WHAT IS BEING ASKED - Return, from the listing below, each line where the word "Certificates" appears.

─── INPUT ───

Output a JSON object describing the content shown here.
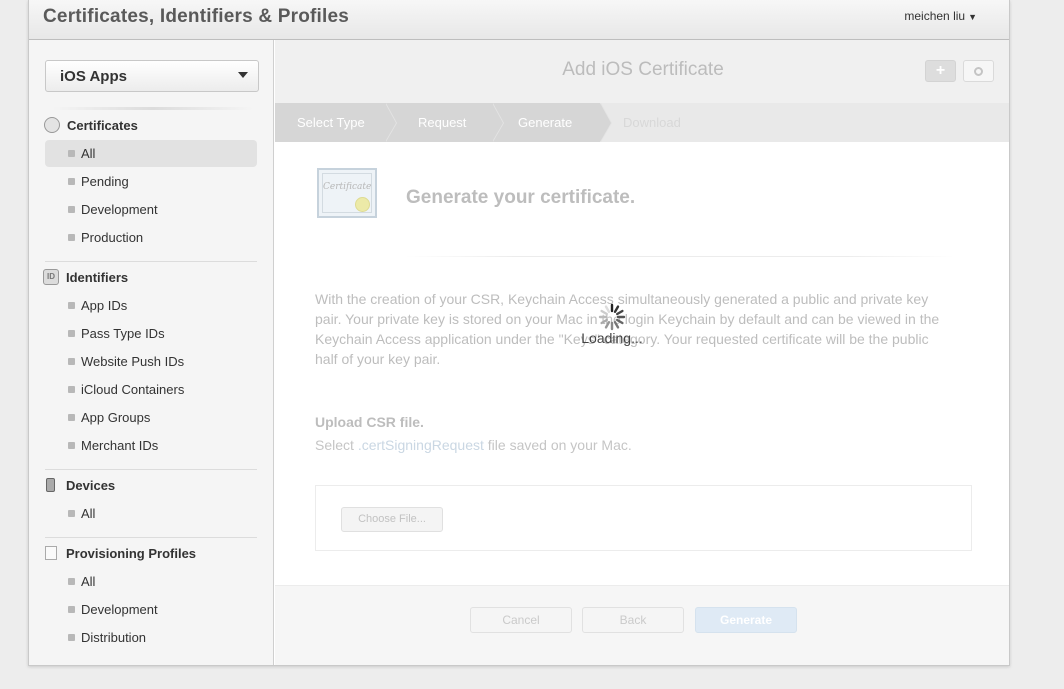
{
  "app": {
    "title": "Certificates, Identifiers & Profiles",
    "user": "meichen liu"
  },
  "sidebar": {
    "platform": "iOS Apps",
    "sections": [
      {
        "title": "Certificates",
        "icon": "certificate-icon",
        "items": [
          "All",
          "Pending",
          "Development",
          "Production"
        ]
      },
      {
        "title": "Identifiers",
        "icon": "id-icon",
        "icon_text": "ID",
        "items": [
          "App IDs",
          "Pass Type IDs",
          "Website Push IDs",
          "iCloud Containers",
          "App Groups",
          "Merchant IDs"
        ]
      },
      {
        "title": "Devices",
        "icon": "device-icon",
        "items": [
          "All"
        ]
      },
      {
        "title": "Provisioning Profiles",
        "icon": "profile-icon",
        "items": [
          "All",
          "Development",
          "Distribution"
        ]
      }
    ],
    "active_item": "Certificates / All"
  },
  "main": {
    "title": "Add iOS Certificate",
    "add_icon": "plus-icon",
    "search_icon": "search-icon",
    "steps": [
      "Select Type",
      "Request",
      "Generate",
      "Download"
    ],
    "current_step": "Generate",
    "cert_thumb_text": "Certificate",
    "heading": "Generate your certificate.",
    "description": "With the creation of your CSR, Keychain Access simultaneously generated a public and private key pair. Your private key is stored on your Mac in the login Keychain by default and can be viewed in the Keychain Access application under the \"Keys\" category. Your requested certificate will be the public half of your key pair.",
    "upload_title": "Upload CSR file.",
    "upload_sub_prefix": "Select ",
    "upload_sub_ext": ".certSigningRequest",
    "upload_sub_suffix": " file saved on your Mac.",
    "choose_file": "Choose File...",
    "buttons": {
      "cancel": "Cancel",
      "back": "Back",
      "generate": "Generate"
    },
    "loading": "Loading..."
  },
  "colors": {
    "accent_disabled": "#dfeaf5",
    "page_bg": "#ededed"
  }
}
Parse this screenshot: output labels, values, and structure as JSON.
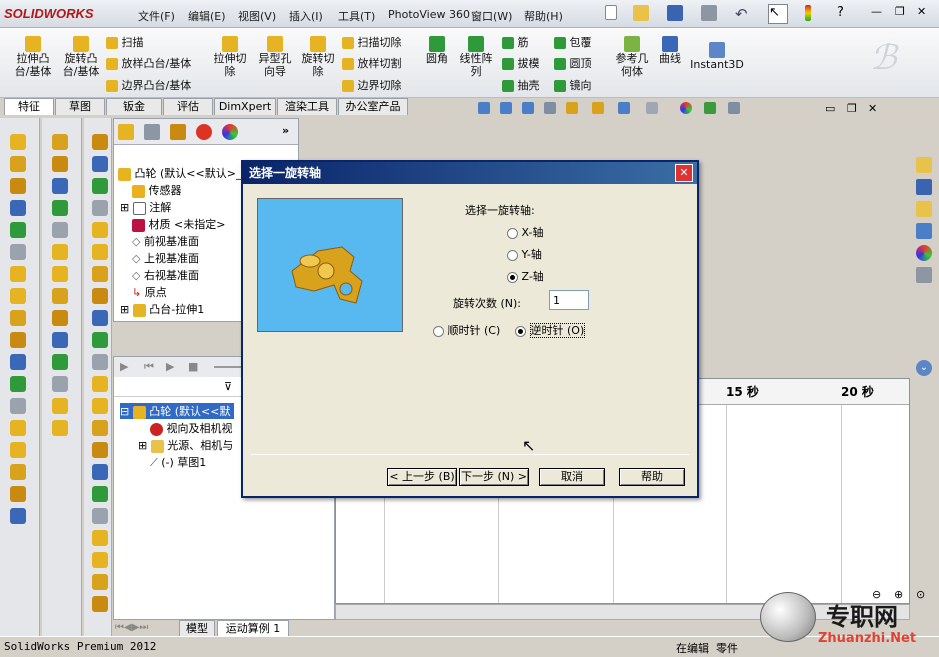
{
  "app": {
    "logo": "SOLIDWORKS",
    "version_status": "SolidWorks Premium 2012"
  },
  "menu": [
    "文件(F)",
    "编辑(E)",
    "视图(V)",
    "插入(I)",
    "工具(T)",
    "PhotoView 360",
    "窗口(W)",
    "帮助(H)"
  ],
  "ribbon": {
    "big": [
      "拉伸凸\n台/基体",
      "旋转凸\n台/基体",
      "拉伸切\n除",
      "异型孔\n向导",
      "旋转切\n除",
      "圆角",
      "线性阵\n列",
      "参考几\n何体",
      "曲线",
      "Instant3D"
    ],
    "small": [
      "扫描",
      "放样凸台/基体",
      "边界凸台/基体",
      "扫描切除",
      "放样切割",
      "边界切除",
      "筋",
      "拔模",
      "抽壳",
      "包覆",
      "圆顶",
      "镜向"
    ]
  },
  "tabs": [
    "特征",
    "草图",
    "钣金",
    "评估",
    "DimXpert",
    "渲染工具",
    "办公室产品"
  ],
  "tree": {
    "root": "凸轮  (默认<<默认>_",
    "items": [
      "传感器",
      "注解",
      "材质 <未指定>",
      "前视基准面",
      "上视基准面",
      "右视基准面",
      "原点",
      "凸台-拉伸1"
    ]
  },
  "motion_tree": {
    "root": "凸轮  (默认<<默",
    "items": [
      "视向及相机视",
      "光源、相机与",
      "(-) 草图1"
    ]
  },
  "timeline": {
    "ticks": [
      "15 秒",
      "20 秒"
    ]
  },
  "bottom_tabs": [
    "模型",
    "运动算例 1"
  ],
  "status": {
    "mode": "在编辑",
    "doc": "零件"
  },
  "watermark": {
    "site": "专职网",
    "url": "Zhuanzhi.Net"
  },
  "dialog": {
    "title": "选择一旋转轴",
    "prompt": "选择一旋转轴:",
    "axes": [
      "X-轴",
      "Y-轴",
      "Z-轴"
    ],
    "selected_axis": "Z-轴",
    "count_label": "旋转次数 (N):",
    "count_value": "1",
    "direction": [
      "顺时针 (C)",
      "逆时针 (O)"
    ],
    "selected_direction": "逆时针 (O)",
    "buttons": [
      "< 上一步 (B)",
      "下一步 (N) >",
      "取消",
      "帮助"
    ]
  },
  "colors": {
    "accent": "#0a246a",
    "preview_bg": "#58b8f0",
    "part": "#d9a21c"
  }
}
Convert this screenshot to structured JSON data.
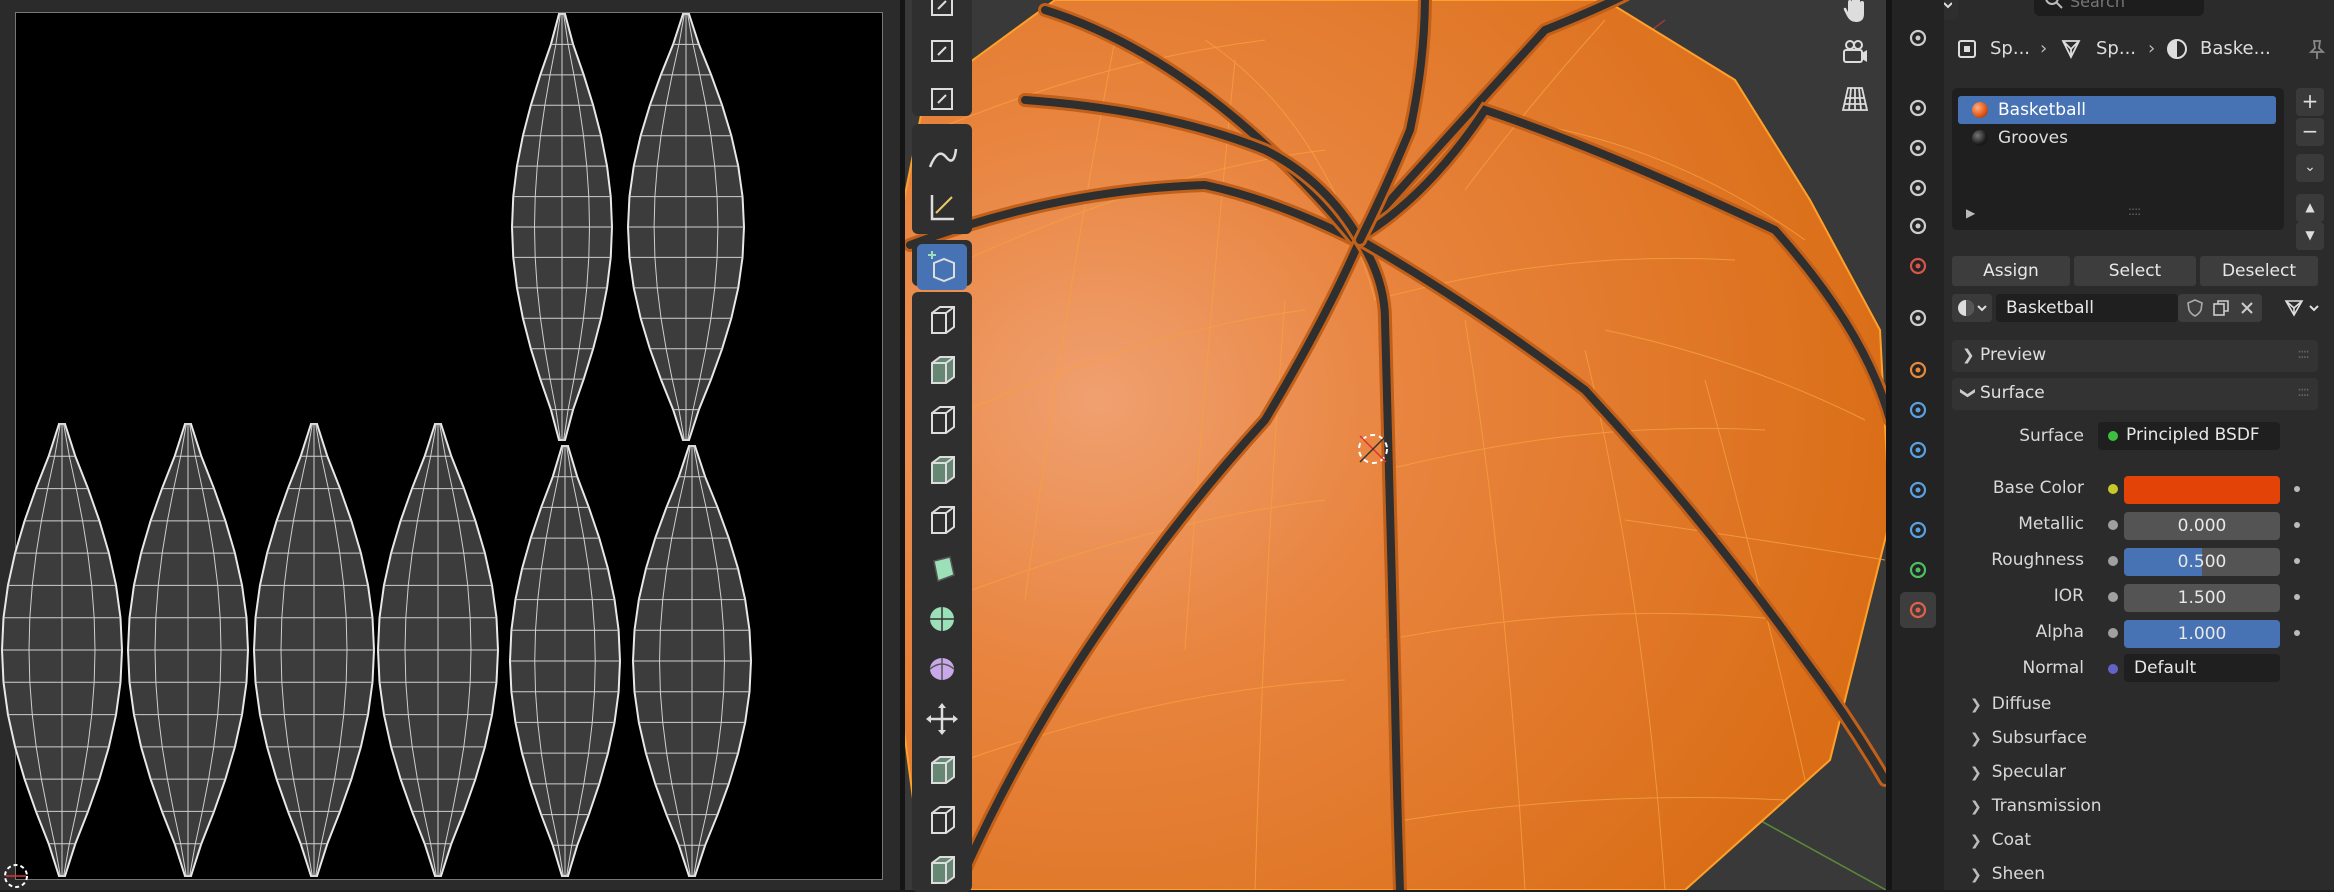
{
  "properties": {
    "search_placeholder": "Search",
    "breadcrumb": [
      "Sp...",
      "Sp...",
      "Baske..."
    ],
    "material_slots": [
      {
        "name": "Basketball",
        "selected": true,
        "color": "#e25a1c"
      },
      {
        "name": "Grooves",
        "selected": false,
        "color": "#1a1a1a"
      }
    ],
    "buttons": {
      "assign": "Assign",
      "select": "Select",
      "deselect": "Deselect"
    },
    "material_name": "Basketball",
    "panels": {
      "preview": "Preview",
      "surface": "Surface"
    },
    "surface": {
      "surface_label": "Surface",
      "surface_value": "Principled BSDF",
      "base_color_label": "Base Color",
      "base_color": "#e34306",
      "metallic_label": "Metallic",
      "metallic_value": "0.000",
      "roughness_label": "Roughness",
      "roughness_value": "0.500",
      "roughness_fraction": 0.5,
      "ior_label": "IOR",
      "ior_value": "1.500",
      "alpha_label": "Alpha",
      "alpha_value": "1.000",
      "alpha_fraction": 1.0,
      "normal_label": "Normal",
      "normal_value": "Default"
    },
    "subpanels": [
      "Diffuse",
      "Subsurface",
      "Specular",
      "Transmission",
      "Coat",
      "Sheen"
    ]
  },
  "colors": {
    "accent": "#4772b3",
    "mesh_orange": "#e07a2e",
    "selection_edge": "#ff9a1f"
  },
  "icons": {
    "toolbar": [
      "select-tool-icon",
      "scale-icon",
      "transform-icon",
      "annotate-icon",
      "measure-icon",
      "add-cube-icon",
      "extrude-icon",
      "inset-icon",
      "bevel-icon",
      "loop-cut-icon",
      "knife-icon",
      "poly-build-icon",
      "spin-icon",
      "smooth-icon",
      "edge-slide-icon",
      "shrink-fatten-icon",
      "shear-icon",
      "rip-icon"
    ]
  }
}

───

RESPONSE TO THIS TASK -
    "title": "Certificates, Identifiers & Profiles",
        "title": "Certificates",
    "active_item": "Certificates / All"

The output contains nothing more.